There are however, he explains, lots of ways to instil that knowledge – so a child that does not respond to simply chanting them out has plenty of other options.
Different children learn in different ways. Old-fashioned chanting worked for me, but doesn't work for all.
"And remember, since those chants don't rhyme 'seven eights are fifty four' sounds just as convincing as 'seven eights are fifty six'.
"A bit of testing is good but learning playfully is often more productive. You could try a times tables CD or games (Perfect Times for example).
"Also try to use informal calculations when you and your child are out and about, so they can see that times tables relate to the real world."
"Make sure that your children understand how the tables work too so that they apply in either direction – that 3x8 equals 8x3 for example. That way they know they only need to learn half of them."

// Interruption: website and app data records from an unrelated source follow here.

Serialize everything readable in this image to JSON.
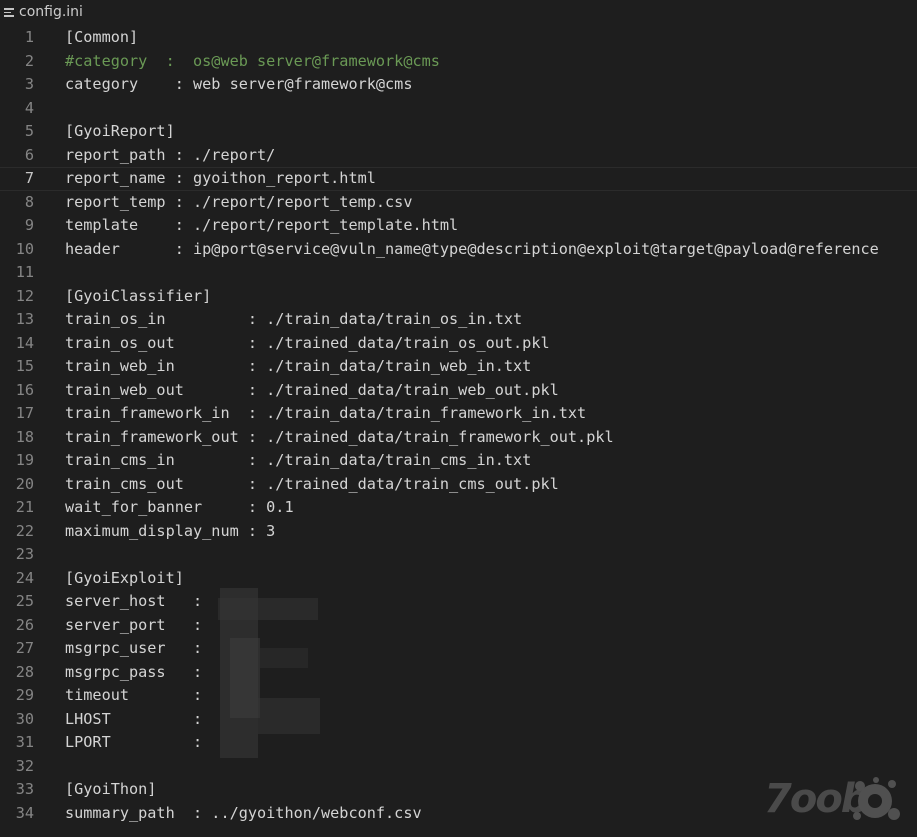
{
  "tab": {
    "icon": "lines-icon",
    "filename": "config.ini"
  },
  "current_line": 7,
  "lines": [
    {
      "n": "1",
      "t": "[Common]"
    },
    {
      "n": "2",
      "t": "#category  :  os@web server@framework@cms",
      "comment": true
    },
    {
      "n": "3",
      "t": "category    : web server@framework@cms"
    },
    {
      "n": "4",
      "t": ""
    },
    {
      "n": "5",
      "t": "[GyoiReport]"
    },
    {
      "n": "6",
      "t": "report_path : ./report/"
    },
    {
      "n": "7",
      "t": "report_name : gyoithon_report.html"
    },
    {
      "n": "8",
      "t": "report_temp : ./report/report_temp.csv"
    },
    {
      "n": "9",
      "t": "template    : ./report/report_template.html"
    },
    {
      "n": "10",
      "t": "header      : ip@port@service@vuln_name@type@description@exploit@target@payload@reference"
    },
    {
      "n": "11",
      "t": ""
    },
    {
      "n": "12",
      "t": "[GyoiClassifier]"
    },
    {
      "n": "13",
      "t": "train_os_in         : ./train_data/train_os_in.txt"
    },
    {
      "n": "14",
      "t": "train_os_out        : ./trained_data/train_os_out.pkl"
    },
    {
      "n": "15",
      "t": "train_web_in        : ./train_data/train_web_in.txt"
    },
    {
      "n": "16",
      "t": "train_web_out       : ./trained_data/train_web_out.pkl"
    },
    {
      "n": "17",
      "t": "train_framework_in  : ./train_data/train_framework_in.txt"
    },
    {
      "n": "18",
      "t": "train_framework_out : ./trained_data/train_framework_out.pkl"
    },
    {
      "n": "19",
      "t": "train_cms_in        : ./train_data/train_cms_in.txt"
    },
    {
      "n": "20",
      "t": "train_cms_out       : ./trained_data/train_cms_out.pkl"
    },
    {
      "n": "21",
      "t": "wait_for_banner     : 0.1"
    },
    {
      "n": "22",
      "t": "maximum_display_num : 3"
    },
    {
      "n": "23",
      "t": ""
    },
    {
      "n": "24",
      "t": "[GyoiExploit]"
    },
    {
      "n": "25",
      "t": "server_host   :"
    },
    {
      "n": "26",
      "t": "server_port   :"
    },
    {
      "n": "27",
      "t": "msgrpc_user   :"
    },
    {
      "n": "28",
      "t": "msgrpc_pass   :"
    },
    {
      "n": "29",
      "t": "timeout       :"
    },
    {
      "n": "30",
      "t": "LHOST         :"
    },
    {
      "n": "31",
      "t": "LPORT         :"
    },
    {
      "n": "32",
      "t": ""
    },
    {
      "n": "33",
      "t": "[GyoiThon]"
    },
    {
      "n": "34",
      "t": "summary_path  : ../gyoithon/webconf.csv"
    }
  ],
  "watermark": {
    "text": "7oob"
  },
  "colors": {
    "background": "#1e1e1e",
    "text": "#d4d4d4",
    "comment": "#6a9955",
    "line_number": "#858585"
  }
}
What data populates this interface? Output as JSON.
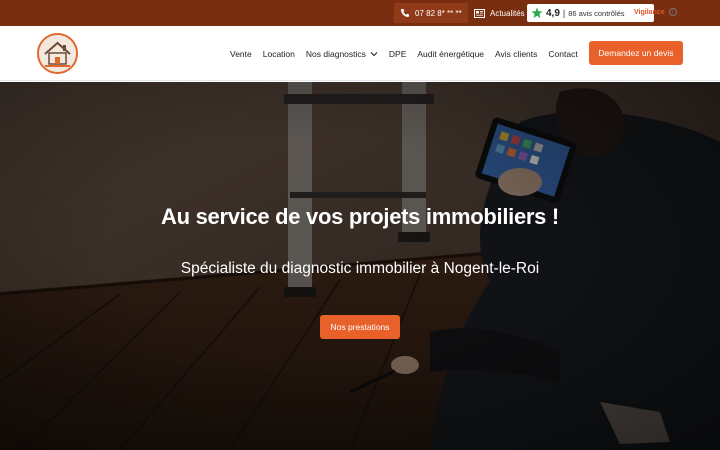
{
  "topbar": {
    "phone_icon": "phone-icon",
    "phone": "07 82 8* ** **",
    "news_icon": "newspaper-icon",
    "news_label": "Actualités",
    "reviews": {
      "star_icon": "star-icon",
      "score": "4,9",
      "separator": "|",
      "count": "86 avis contrôlés",
      "brand": "Vigilance",
      "info_icon": "info-icon"
    }
  },
  "header": {
    "logo_icon": "house-logo-icon",
    "nav": [
      {
        "label": "Vente"
      },
      {
        "label": "Location"
      },
      {
        "label": "Nos diagnostics",
        "icon": "chevron-down-icon"
      },
      {
        "label": "DPE"
      },
      {
        "label": "Audit énergétique"
      },
      {
        "label": "Avis clients"
      },
      {
        "label": "Contact"
      }
    ],
    "cta_label": "Demandez un devis"
  },
  "hero": {
    "title": "Au service de vos projets immobiliers !",
    "subtitle": "Spécialiste du diagnostic immobilier à Nogent-le-Roi",
    "button_label": "Nos prestations"
  },
  "colors": {
    "topbar_bg": "#7a2e10",
    "accent": "#e8602a",
    "review_green": "#2fa84f"
  }
}
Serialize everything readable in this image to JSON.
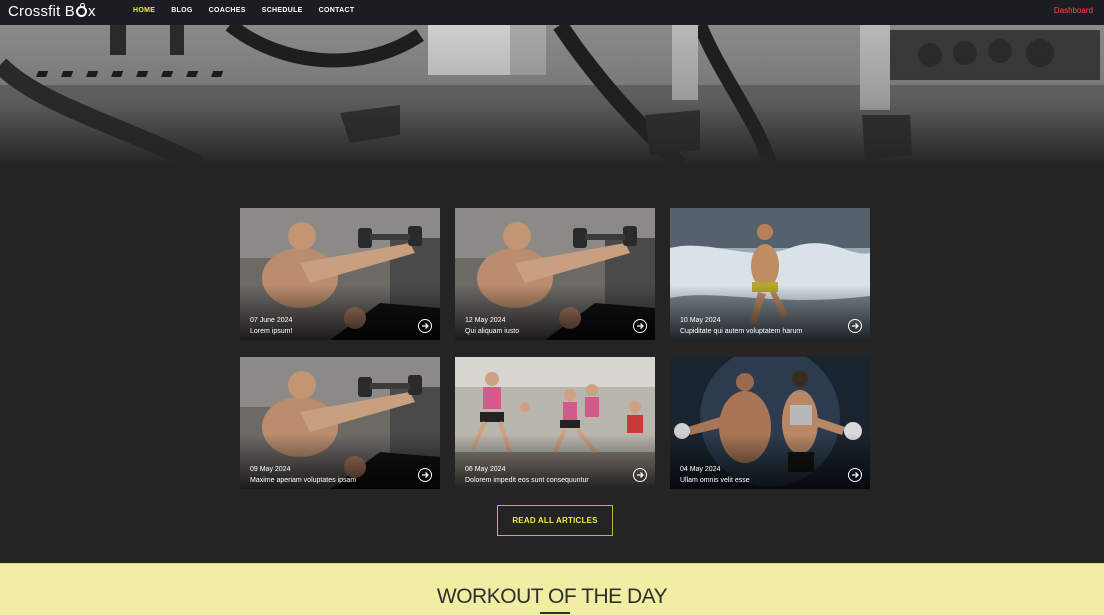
{
  "brand": {
    "name_part1": "Crossfit B",
    "name_part2": "x"
  },
  "nav": {
    "links": [
      {
        "label": "HOME",
        "active": true
      },
      {
        "label": "BLOG",
        "active": false
      },
      {
        "label": "COACHES",
        "active": false
      },
      {
        "label": "SCHEDULE",
        "active": false
      },
      {
        "label": "CONTACT",
        "active": false
      }
    ],
    "dashboard_label": "Dashboard"
  },
  "articles": [
    {
      "date": "07 June 2024",
      "title": "Lorem ipsum!",
      "image": "dumbbell-press"
    },
    {
      "date": "12 May 2024",
      "title": "Qui aliquam iusto",
      "image": "dumbbell-press"
    },
    {
      "date": "10 May 2024",
      "title": "Cupiditate qui autem voluptatem harum",
      "image": "beach-runner"
    },
    {
      "date": "09 May 2024",
      "title": "Maxime aperiam voluptates ipsam",
      "image": "dumbbell-press"
    },
    {
      "date": "06 May 2024",
      "title": "Dolorem impedit eos sunt consequuntur",
      "image": "group-lunges"
    },
    {
      "date": "04 May 2024",
      "title": "Ullam omnis velit esse",
      "image": "fitness-couple"
    }
  ],
  "read_all_label": "READ ALL ARTICLES",
  "workout": {
    "title": "WORKOUT OF THE DAY"
  },
  "colors": {
    "accent": "#f1ea4a",
    "dashboard": "#ff4a4a",
    "wod_bg": "#f0eea2",
    "page_bg": "#242424"
  }
}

Trying to give children a context for their numeracy is also the method favoured by NRICH, a Cambridge University department aimed at helping teachers, policy makers and parents develop children's mathematical learning. NRICH is involved in the new curriculum development.
Liz Woodham, their Primary coordinator explains that while learning tables is very important, it is also key that children are not totally put off maths by the pressure to do so.
"If children are fluent with their tables there is no doubt that will help them in maths. The danger though is that maths is portrayed as only being about arithmetic. We want children to become little mathematicians, to think in mathematical ways not just to know something by rote.
"Times tables are an important element but not the be all and end all, and children that are frightened of having to memorise things must be supported."
She suggests that developing strategies to work out answers can also work. "So if you have a sound understanding of the number system and you don't know 9x9 you will know to take 9 away from 90."
She says parents should not panic if their children are struggling to recall their tables and certainly not too early on.
"I think that by the end of primary they should know them but try not to demoralise the child. Actually quite a lot of mathematicians claim to be bad at arithmetic. Letting a child know that they can use their skills to work them out boosts their confidence and means they don't panic if they can't remember."
Like Rob Eastaway, Liz Woodham advises trial and error with rhymes, apps and whatever else might help, and playing lots of numerical games together so that maths seems fun. She suggests nim strategy games - of which there are lots on the NRICH website.
"The other thing is not to project any fear of maths you may have. In this country we tend to wear it as a badge of honour but it is important not to show this to your child," she cautions.
The notion that children may be held back by not having instant recall is one which Alison Cantlay, a year 6 teacher in South London, supports.
"It is a big problem when my class don't know them because long multiplication and division rely on them. We found many were struggling beyond the 2s, 5s and 10s and it really slows them down. I think that by year 4 it is very helpful to try and cement that learning.
She advises learning tables in song form and also visually – using a look, see, cover, write , check system for writing them out. She also recommends some quick fire questioning to check recall.
As with all things it is sensible to start with the easiest tables - 7,9,12 which are not just doubles of the simpler ones are the trickiest.
Alison Cantlay always makes a point of repeatedly telling her class her favourite table is 8x7 is 56- " because they never know that and there is no pattern to it."
Rob Eastaway agrees that this is the hardest sum to work out- and suggests a trick for remembering the answer. If you take the numbers 5,6,7,8 you can remember 56 = 7 x 8.
At Alison Cantlay's school they have come up with a new method for encouraging the year 6 children still struggling with their tables. "If they learn a table a week they get a prize. It seems to work very well."
I plan to try a CD and some of the games with my son – but I have a feeling bribery might just be the best solution.
More on Parentdish: The trouble with maths